3:00 to 6:00. This day of salvation is slowly beginning its decline. Our thoughts are taken up with the end of life. Looking to my future I ask: will I persevere? Perseverance is the hour's theme. There is no theme from the story of salvation. At the most there is eschatological shading—the last things.
Vespers, or Evensong, is the Church's evening prayer. It is very similar to Lauds, both in construction and in basic theme. The Church looks back on the day of salvation just passed with all its redeeming graces—and is fervently grateful. Vespers is a thanksgiving prayer. Thanksgiving is the principal theme: the “Magnificat” is the climax, the great thanksgiving song of the Church. The canonical-hour theme is this: thanks be to God for the day just passed, both in the soul and in the Church, thanks for all his saving graces. There is also a theme from the story of salvation to be found in Vespers—the Last Supper. At the very same time that Vespers is prayed, Christ was seated with his apostles in the upper room. This gives Vespers a special connection with the holy Eucharist, and as a matter of fact, a great number of the Vesper psalms are Eucharistic songs or at least can easily be referred to the Eucharist.
Compline is the Church's second evening prayer, and as opposed to Vespers, it is a subjective and individual prayer for the sinful soul who wants to make her peace with God. The hour is a masterpiece of construction, the work of St. Benedict; we might call it the ideal night prayer. Particularly beautiful is the symbolism of Compline. The hour begins uniquely without introduction, and at once halts for an examination of conscience and an act of contrition.
Please pray for me, a repentant sinner, worker in the Vineyard of Christ and an Unworthy Priest,
Bishop Brian Kennedy, O.S.B. firstname.lastname@example.org
OUR APOSTOLIC LINE OF SUCCESSION IS ACCEPTED BY WORLD ORTHODOXY.

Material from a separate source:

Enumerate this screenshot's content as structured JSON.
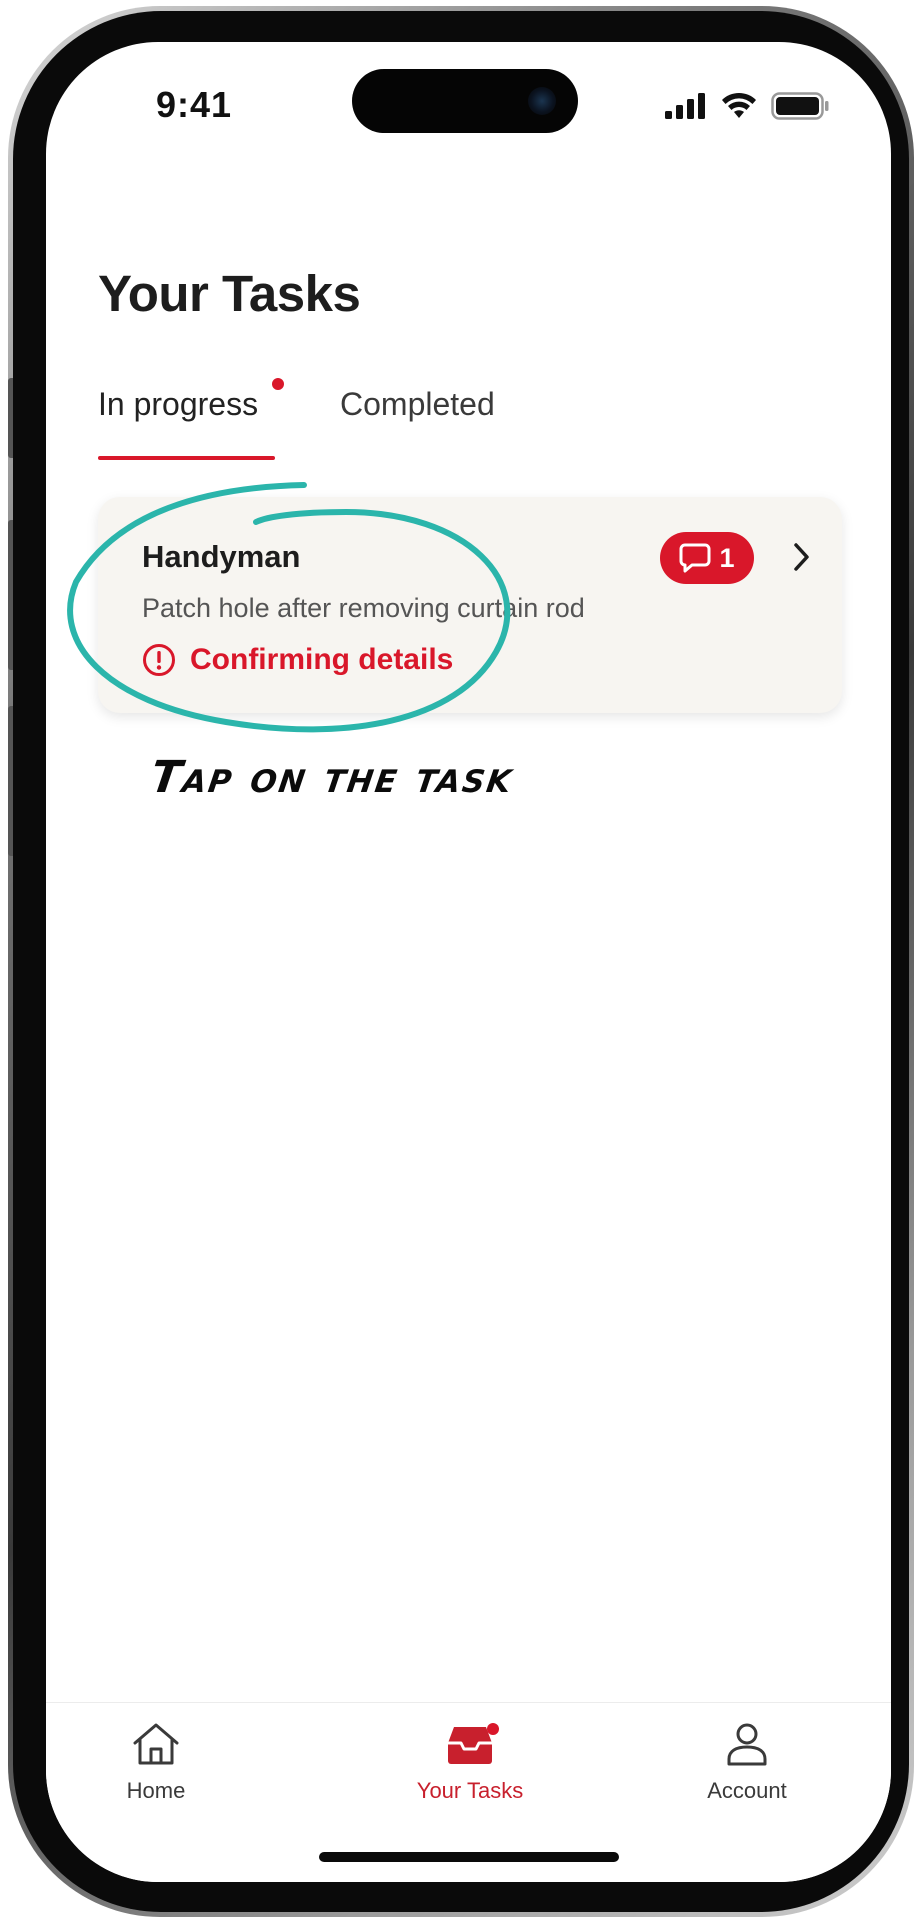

REMEMBER AS YOU READ THESE LETTERS OF AFFIRMATION THE BISHOPS BEING ACCLAIMED AS PART OF WORLD ORTHODOXY WITH GRACE FILLED AND SPIRIT FILLED ORDERS ARE NOT SUBJECT TO ANY OLD WORLD PATRIARCH, YET THE PATRIARCHS ACCEPT THEM AS EQUAL BISHOPS IN THE LARGER CHURCH WITH THE SAME APOSTOLIC MISSION.
LETTER OF RECOGNITION FROM THE O.C.A.
LETTER OF RECOGNITION FROM ALEXANDRIA
LETTER OF RECOGNITION FROM THE GREEK ORTHODOX CHURCH
WE ARE SUCCESSORS TO THE APOSTLES, IN UNION WITH THE ORIGINAL 12 AND ALL THOSE WHO CAME AFTER THEM AND WITH ALL THOSE WHO WILL COME AFTER US.
HOLY TRINITY CELTIC ORTHODOX CHURCH
CELTIC ORTHODOX BENEDICTINE FATHERS
IS A NOT FOR PROFIT CHURCH CORPORATION
UNDER SECTION 501 ( c ) 3 OF THE INTERNAL REVENUE SERVICE .